Review: Baron De Villeboerg Rosé NV

Baron De Villeboerg is a champagne brand of cooperative house CVCA (Chassenay D’Arce), who are based in Ville Sur Arce, deep in the south of Champagne.

The brand (and its sibling; Chassenay D’Arce) are both imported by James Busby Fine Wines for the Coles group of liquor stores (First Choice, Vintage Cellars and Liquorland).

But don’t let the big retailer link spook you. I have found both Coles and Woolworths have been somewhat inspired and creative in finding some interesting cooperative and recoltant offerings to fill their lower price ranges – although at $55 per bottle for the Baron, this is not all that much cheaper than a Moët or a Mumm, and pricier than a Lanson or Piper.

Before you run off to buy a cheaper, well known brand, consider that some small scale co-operatives and recoltants operate with the passion that may be absent in some of the larger houses with mass-production methodologies, and the final quality you get out of the bottle may justify the asking price (or in rare cases; exceed it).

Today we are trying the house’s rosé offering. We were quite impressed by the Brut offering and we hope that this wine will leave an other surprise.

This time around though the rosé comes in at a standard varietal price of about $70 per bottle, similar to competition from Mumm and Piper. It can also only be sourced from Vintage Cellars (In Australia, at least) at this time.

Also hard to find at this time is technical data! Baron is part of the Chassenay family of wines, whose rose is a blend of 65% pinot noir and 35% chardonnay. We anticipate much of this wine is the same in assemblage.

Back to Chassenay (CVCA) itself; the cooperative was formed back in 1956, and takes pride in representing the Arce Valley’s produce. It is formed from some 130 families, with 325 hectare’s of vineyards at its disposal. A the heart of the cooperative is the “Maison de Vignerons” in Ville sur Arce – built from bricks and stones sourced from the local area.

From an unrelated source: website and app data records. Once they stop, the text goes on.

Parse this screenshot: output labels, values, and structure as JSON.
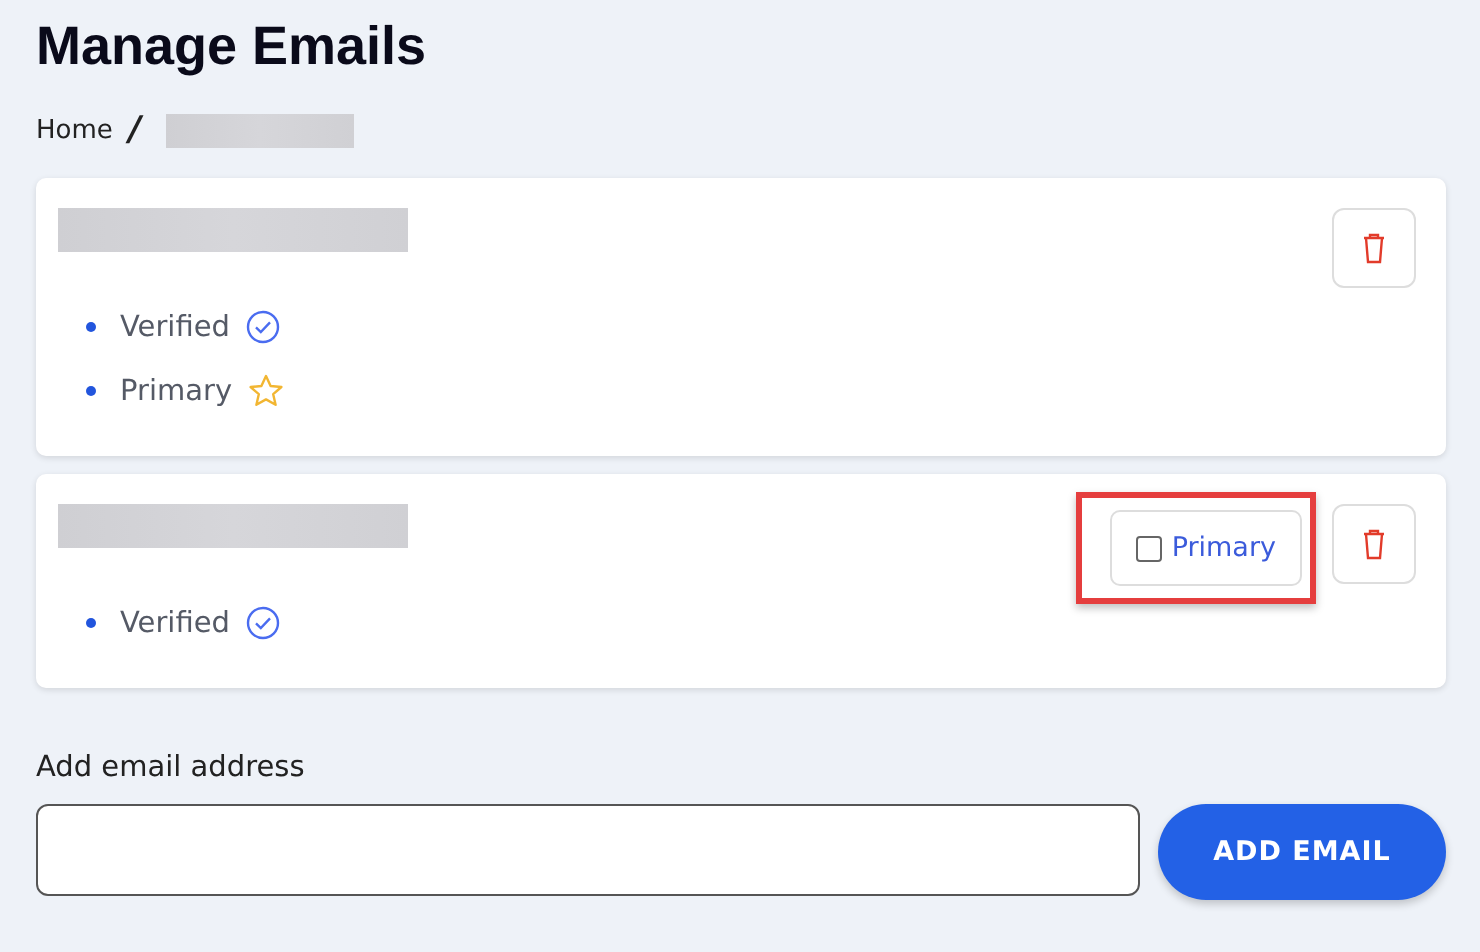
{
  "title": "Manage Emails",
  "breadcrumb": [
    {
      "label": "Home"
    },
    {
      "label": "/"
    }
  ],
  "emails": [
    {
      "statuses": [
        {
          "kind": "verified",
          "label": "Verified"
        },
        {
          "kind": "primary",
          "label": "Primary"
        }
      ]
    },
    {
      "statuses": [
        {
          "kind": "verified",
          "label": "Verified"
        }
      ],
      "make_primary": {
        "label": "Primary",
        "checked": false,
        "highlighted": true
      }
    }
  ],
  "add_email": {
    "label": "Add email address",
    "button": "ADD EMAIL"
  }
}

The cooperative also uses its vast resources to create some interesting vintages during great seasons; such as the “Confidences” range (2008) and very long held 1995 Vintage, released in 2005. Given the quality of their base wines like this 2016 IWSC medal winning Baron de Villeboerg sampled here (which the link states was entered as a Blanc de Noirs – Pinot Meunier & Pinot Noir only), I would imagine they would be something spectacular.

Baron de Villeboerg Brut Rose.jpg
Baron de Villeboerg Brut Rose

 

Details:

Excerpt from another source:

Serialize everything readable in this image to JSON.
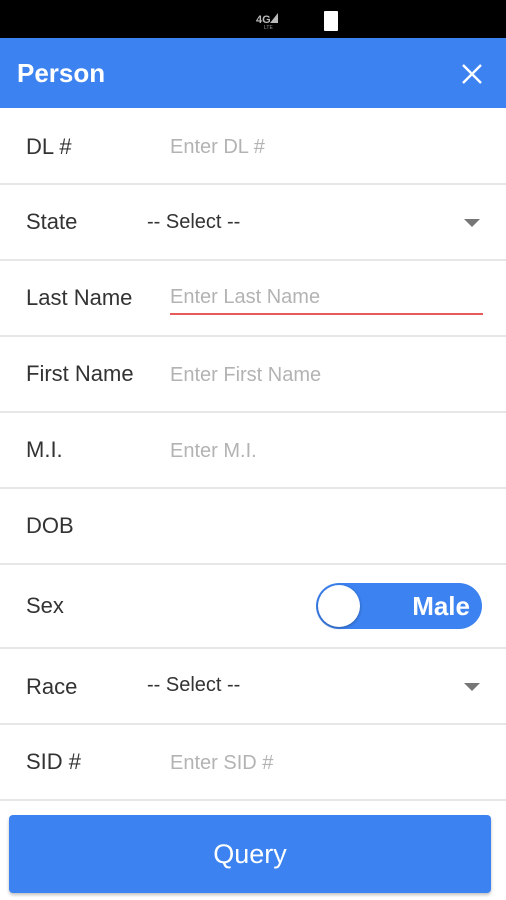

From: Ville sur Arce, Champagne, France

Code: CM-841-007

Cost & Source: ~$70 a bottle available from Vintage Cellars

Blend Ratio (%): Pinot Noir/Chardonnay/Pinot Meunier (Unknown) with N/A g/l dosage.

Aging: Unknown

Disgorged: N/A

Sipped: June 2019

In the Glass:

Look: Vibrant pink with a strong fine bead

Smell: Sweet, light berry freshness with notes of citrus.

Taste: The Baron Rosé arrives with similar notes to its nose; Light berry freshness mixed in with a zippy citric drive.

It’s more of a soft rosé in character where red wine elements don’t dominate the flavour, it tastes more more like a brut NV.

Elements of pink grapefruit come through.

Quite sweet and runs well over the full length of the sip with no drop off in flavour. It’s quite fresh.

Recommendations:

Party Potential: A little too obscure for mainstream parties, this is a great little dinner party opener for some wine discussion – most people will never have had it before.

As a Gift: As an obscure champagne brand with a feel of generic – this is best served as a gift to wine buffs only who will use it on the night.

At Home: A nice little sit and cruise over a intimate little dinner with red meats base.

Score & Verdict:

6.00/10

At $70 I feel it is only reasonable value for the quality.

How did I drink it?

Relaxed dinner date with close friends.

How did you drink it?

And how did you find it? Let me know!

For more reviews like this, click here

Advertisements

Leave a Reply

Fill in your details below or click an icon to log in:

WordPress.com Logo

You are commenting using your WordPress.com account. Log Out /  Change )

Google photo

You are commenting using your Google account. Log Out /  Change )

Twitter picture

You are commenting using your Twitter account. Log Out /  Change )

Facebook photo

You are commenting using your Facebook account. Log Out /  Change )

Connecting to %s